═══ Material supplied
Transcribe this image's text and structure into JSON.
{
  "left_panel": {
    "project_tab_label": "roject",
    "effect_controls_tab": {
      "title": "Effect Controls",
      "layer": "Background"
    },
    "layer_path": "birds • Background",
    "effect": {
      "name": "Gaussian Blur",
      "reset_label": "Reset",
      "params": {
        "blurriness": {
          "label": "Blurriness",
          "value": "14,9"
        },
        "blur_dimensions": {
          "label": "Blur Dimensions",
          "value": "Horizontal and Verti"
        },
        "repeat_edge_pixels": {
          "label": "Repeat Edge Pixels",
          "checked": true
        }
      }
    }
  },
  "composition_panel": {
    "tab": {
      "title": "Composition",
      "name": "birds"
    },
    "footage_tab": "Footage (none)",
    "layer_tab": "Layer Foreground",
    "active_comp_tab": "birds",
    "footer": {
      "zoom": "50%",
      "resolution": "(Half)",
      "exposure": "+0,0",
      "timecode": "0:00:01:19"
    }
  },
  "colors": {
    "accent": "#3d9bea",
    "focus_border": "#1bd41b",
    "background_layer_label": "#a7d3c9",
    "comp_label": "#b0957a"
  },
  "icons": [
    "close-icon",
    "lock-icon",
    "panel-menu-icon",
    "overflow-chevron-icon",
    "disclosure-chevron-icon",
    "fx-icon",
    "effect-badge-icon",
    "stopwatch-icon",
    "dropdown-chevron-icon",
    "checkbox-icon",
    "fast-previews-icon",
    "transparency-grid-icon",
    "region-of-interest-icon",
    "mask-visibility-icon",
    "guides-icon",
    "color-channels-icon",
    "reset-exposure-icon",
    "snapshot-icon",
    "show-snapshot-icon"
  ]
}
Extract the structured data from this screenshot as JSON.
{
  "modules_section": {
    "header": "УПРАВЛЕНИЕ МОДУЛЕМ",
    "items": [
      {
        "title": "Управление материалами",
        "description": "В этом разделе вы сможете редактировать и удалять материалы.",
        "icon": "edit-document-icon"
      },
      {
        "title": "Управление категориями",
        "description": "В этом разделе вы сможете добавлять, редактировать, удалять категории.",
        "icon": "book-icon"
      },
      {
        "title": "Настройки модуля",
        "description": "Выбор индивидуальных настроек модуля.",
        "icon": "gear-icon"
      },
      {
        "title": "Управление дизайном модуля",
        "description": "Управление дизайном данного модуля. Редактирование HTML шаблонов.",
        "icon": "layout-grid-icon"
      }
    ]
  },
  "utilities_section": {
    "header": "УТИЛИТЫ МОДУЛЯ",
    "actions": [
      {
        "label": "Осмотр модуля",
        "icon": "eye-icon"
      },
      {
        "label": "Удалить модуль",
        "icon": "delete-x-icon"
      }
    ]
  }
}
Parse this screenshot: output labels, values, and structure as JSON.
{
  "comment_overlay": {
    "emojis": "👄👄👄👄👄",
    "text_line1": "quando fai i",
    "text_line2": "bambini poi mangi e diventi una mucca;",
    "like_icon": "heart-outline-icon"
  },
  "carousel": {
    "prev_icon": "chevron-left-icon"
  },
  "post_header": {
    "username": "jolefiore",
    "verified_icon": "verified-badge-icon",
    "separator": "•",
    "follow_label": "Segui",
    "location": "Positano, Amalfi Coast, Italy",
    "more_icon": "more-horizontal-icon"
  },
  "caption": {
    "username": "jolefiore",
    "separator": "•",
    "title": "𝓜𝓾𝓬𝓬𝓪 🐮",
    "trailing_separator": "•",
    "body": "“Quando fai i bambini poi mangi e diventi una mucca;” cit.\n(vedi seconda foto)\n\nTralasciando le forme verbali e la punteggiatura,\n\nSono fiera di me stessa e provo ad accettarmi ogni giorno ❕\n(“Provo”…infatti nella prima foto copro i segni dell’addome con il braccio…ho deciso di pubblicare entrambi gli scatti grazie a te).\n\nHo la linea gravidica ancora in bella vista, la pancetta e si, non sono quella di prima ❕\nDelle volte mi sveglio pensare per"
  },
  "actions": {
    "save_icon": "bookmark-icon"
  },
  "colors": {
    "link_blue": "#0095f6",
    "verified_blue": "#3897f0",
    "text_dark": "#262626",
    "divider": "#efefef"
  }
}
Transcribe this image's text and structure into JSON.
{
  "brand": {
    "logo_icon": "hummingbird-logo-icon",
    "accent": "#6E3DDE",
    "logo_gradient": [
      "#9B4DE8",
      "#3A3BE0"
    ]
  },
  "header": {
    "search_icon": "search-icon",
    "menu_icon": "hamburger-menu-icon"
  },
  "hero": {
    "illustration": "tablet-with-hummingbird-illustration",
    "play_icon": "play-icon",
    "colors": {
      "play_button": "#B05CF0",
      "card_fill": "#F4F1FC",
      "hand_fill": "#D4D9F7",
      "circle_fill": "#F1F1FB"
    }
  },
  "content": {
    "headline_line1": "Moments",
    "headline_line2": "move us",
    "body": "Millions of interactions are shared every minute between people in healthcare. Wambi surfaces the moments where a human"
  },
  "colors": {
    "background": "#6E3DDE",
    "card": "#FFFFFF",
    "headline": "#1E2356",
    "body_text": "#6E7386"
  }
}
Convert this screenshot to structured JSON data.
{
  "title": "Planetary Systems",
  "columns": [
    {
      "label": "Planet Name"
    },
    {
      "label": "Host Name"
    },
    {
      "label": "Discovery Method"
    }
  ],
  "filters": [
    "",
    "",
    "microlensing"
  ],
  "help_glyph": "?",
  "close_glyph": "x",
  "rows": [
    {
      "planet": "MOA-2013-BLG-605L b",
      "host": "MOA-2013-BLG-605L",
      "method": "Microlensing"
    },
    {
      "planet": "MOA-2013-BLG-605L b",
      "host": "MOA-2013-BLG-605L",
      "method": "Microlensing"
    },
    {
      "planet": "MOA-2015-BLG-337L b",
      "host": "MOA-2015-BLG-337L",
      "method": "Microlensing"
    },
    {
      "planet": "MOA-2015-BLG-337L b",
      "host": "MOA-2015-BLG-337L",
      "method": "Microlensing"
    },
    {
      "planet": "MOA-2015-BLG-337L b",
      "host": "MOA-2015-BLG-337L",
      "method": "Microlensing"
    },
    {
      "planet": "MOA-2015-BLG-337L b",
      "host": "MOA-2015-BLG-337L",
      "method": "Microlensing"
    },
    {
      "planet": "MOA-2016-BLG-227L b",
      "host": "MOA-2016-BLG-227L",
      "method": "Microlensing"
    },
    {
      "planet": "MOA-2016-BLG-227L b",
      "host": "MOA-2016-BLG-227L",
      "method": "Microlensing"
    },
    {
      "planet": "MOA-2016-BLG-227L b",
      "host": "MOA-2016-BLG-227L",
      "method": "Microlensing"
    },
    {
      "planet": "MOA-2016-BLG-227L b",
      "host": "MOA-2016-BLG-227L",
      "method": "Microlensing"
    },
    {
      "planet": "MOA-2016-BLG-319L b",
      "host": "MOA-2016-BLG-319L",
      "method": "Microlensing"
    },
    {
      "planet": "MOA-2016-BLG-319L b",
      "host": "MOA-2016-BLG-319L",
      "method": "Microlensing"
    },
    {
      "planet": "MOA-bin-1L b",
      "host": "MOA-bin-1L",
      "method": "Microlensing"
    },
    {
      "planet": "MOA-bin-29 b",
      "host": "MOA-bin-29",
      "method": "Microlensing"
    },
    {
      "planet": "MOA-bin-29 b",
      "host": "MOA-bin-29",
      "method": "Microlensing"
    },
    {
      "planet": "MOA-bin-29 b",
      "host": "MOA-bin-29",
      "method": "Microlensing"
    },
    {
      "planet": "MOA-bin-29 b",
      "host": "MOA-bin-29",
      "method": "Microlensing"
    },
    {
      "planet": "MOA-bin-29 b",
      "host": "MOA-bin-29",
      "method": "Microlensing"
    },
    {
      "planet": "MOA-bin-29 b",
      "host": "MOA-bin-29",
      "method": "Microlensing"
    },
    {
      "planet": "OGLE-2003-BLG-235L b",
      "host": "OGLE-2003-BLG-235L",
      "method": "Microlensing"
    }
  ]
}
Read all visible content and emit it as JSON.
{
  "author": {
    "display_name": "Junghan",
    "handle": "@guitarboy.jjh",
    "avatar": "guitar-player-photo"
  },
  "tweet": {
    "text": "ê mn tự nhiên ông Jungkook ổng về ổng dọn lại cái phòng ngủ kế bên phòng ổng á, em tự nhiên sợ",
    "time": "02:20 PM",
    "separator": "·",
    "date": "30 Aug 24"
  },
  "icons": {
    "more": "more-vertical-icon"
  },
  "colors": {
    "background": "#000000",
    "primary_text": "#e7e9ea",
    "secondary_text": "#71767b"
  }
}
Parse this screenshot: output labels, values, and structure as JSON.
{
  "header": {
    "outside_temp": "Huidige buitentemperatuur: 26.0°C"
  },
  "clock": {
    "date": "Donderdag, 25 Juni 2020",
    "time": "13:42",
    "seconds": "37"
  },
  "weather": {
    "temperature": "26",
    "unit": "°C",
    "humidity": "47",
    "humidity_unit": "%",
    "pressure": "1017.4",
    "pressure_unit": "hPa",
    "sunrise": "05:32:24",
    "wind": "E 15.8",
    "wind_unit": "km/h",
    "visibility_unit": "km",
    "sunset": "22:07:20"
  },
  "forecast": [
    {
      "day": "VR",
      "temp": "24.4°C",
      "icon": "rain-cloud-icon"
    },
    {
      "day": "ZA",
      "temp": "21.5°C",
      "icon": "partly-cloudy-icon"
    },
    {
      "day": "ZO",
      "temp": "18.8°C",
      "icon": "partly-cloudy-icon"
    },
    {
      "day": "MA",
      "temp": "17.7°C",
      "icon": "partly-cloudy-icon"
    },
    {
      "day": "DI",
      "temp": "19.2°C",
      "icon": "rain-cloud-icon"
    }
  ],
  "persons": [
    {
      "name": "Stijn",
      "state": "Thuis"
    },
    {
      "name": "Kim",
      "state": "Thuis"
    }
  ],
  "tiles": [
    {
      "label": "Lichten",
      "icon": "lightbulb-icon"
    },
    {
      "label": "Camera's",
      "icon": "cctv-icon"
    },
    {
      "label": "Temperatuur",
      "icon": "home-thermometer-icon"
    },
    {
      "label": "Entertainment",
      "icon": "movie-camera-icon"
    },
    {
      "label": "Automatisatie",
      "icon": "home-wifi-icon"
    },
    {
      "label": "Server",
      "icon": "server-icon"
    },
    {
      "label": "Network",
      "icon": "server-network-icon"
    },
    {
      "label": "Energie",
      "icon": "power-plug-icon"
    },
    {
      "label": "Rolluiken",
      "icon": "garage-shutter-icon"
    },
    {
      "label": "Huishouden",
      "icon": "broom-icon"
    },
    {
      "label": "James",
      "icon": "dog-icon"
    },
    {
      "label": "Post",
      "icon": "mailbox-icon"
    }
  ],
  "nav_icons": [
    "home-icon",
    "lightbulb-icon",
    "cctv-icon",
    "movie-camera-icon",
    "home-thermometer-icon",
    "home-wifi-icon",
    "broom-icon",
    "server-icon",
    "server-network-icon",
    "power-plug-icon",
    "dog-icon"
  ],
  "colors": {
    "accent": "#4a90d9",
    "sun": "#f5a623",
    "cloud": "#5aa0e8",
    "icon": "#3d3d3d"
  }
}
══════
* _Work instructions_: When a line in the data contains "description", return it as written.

* _Exercise response_:
        "description": "В этом разделе вы сможете редактировать и удалять материалы.",
        "description": "В этом разделе вы сможете добавлять, редактировать, удалять категории.",
        "description": "Выбор индивидуальных настроек модуля.",
        "description": "Управление дизайном данного модуля. Редактирование HTML шаблонов.",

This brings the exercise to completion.